> _Required action_:
Restate the data below word for word, omitting pictures.

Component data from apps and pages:
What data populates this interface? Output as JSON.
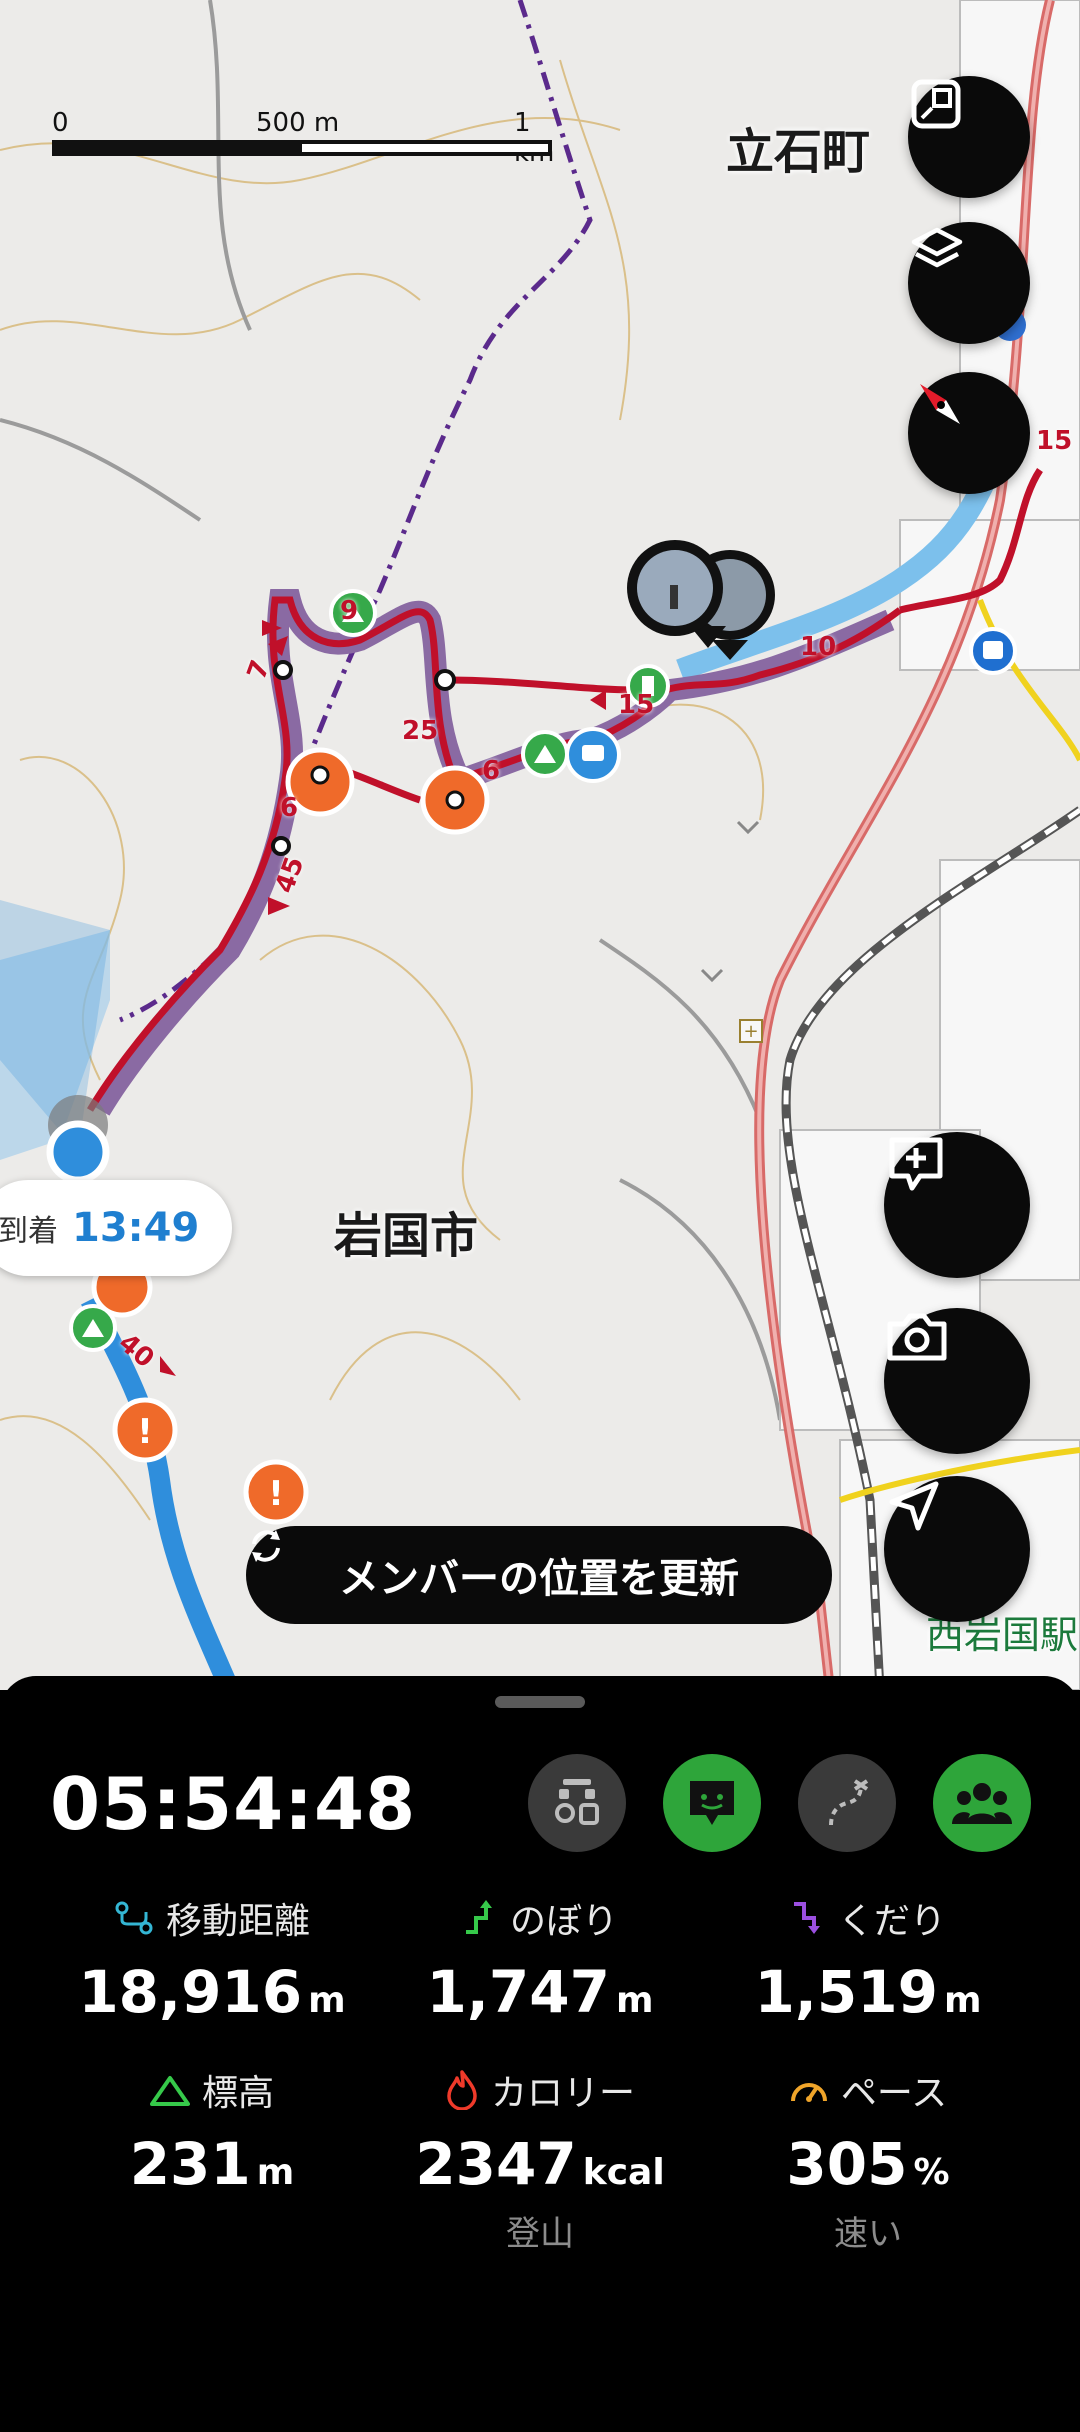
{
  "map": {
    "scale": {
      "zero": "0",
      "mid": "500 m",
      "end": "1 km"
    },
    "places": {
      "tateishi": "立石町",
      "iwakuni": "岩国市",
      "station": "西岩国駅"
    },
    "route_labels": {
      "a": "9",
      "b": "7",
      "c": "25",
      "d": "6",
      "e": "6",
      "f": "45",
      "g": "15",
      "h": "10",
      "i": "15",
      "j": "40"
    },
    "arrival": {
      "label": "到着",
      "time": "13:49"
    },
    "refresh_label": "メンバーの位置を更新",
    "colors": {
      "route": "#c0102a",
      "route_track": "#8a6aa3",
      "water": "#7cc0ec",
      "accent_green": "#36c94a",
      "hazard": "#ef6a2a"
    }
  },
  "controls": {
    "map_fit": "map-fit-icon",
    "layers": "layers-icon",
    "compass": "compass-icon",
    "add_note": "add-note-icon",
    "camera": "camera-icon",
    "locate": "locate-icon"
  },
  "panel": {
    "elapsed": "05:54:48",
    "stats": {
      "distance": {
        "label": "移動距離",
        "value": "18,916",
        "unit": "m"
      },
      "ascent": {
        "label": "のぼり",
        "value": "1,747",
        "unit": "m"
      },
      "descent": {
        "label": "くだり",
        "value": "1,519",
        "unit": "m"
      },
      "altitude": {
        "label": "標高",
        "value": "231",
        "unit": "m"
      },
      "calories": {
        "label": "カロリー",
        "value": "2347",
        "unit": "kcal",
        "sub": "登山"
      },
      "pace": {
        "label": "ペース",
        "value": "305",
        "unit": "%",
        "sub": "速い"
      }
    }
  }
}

> _Written solution_:
What data populates this interface? Output as JSON.
{
  "map": {
    "scale": {
      "zero": "0",
      "mid": "500 m",
      "end": "1 km"
    },
    "places": {
      "tateishi": "立石町",
      "iwakuni": "岩国市",
      "station": "西岩国駅"
    },
    "route_labels": {
      "a": "9",
      "b": "7",
      "c": "25",
      "d": "6",
      "e": "6",
      "f": "45",
      "g": "15",
      "h": "10",
      "i": "15",
      "j": "40"
    },
    "arrival": {
      "label": "到着",
      "time": "13:49"
    },
    "refresh_label": "メンバーの位置を更新",
    "colors": {
      "route": "#c0102a",
      "route_track": "#8a6aa3",
      "water": "#7cc0ec",
      "accent_green": "#36c94a",
      "hazard": "#ef6a2a"
    }
  },
  "controls": {
    "map_fit": "map-fit-icon",
    "layers": "layers-icon",
    "compass": "compass-icon",
    "add_note": "add-note-icon",
    "camera": "camera-icon",
    "locate": "locate-icon"
  },
  "panel": {
    "elapsed": "05:54:48",
    "stats": {
      "distance": {
        "label": "移動距離",
        "value": "18,916",
        "unit": "m"
      },
      "ascent": {
        "label": "のぼり",
        "value": "1,747",
        "unit": "m"
      },
      "descent": {
        "label": "くだり",
        "value": "1,519",
        "unit": "m"
      },
      "altitude": {
        "label": "標高",
        "value": "231",
        "unit": "m"
      },
      "calories": {
        "label": "カロリー",
        "value": "2347",
        "unit": "kcal",
        "sub": "登山"
      },
      "pace": {
        "label": "ペース",
        "value": "305",
        "unit": "%",
        "sub": "速い"
      }
    }
  }
}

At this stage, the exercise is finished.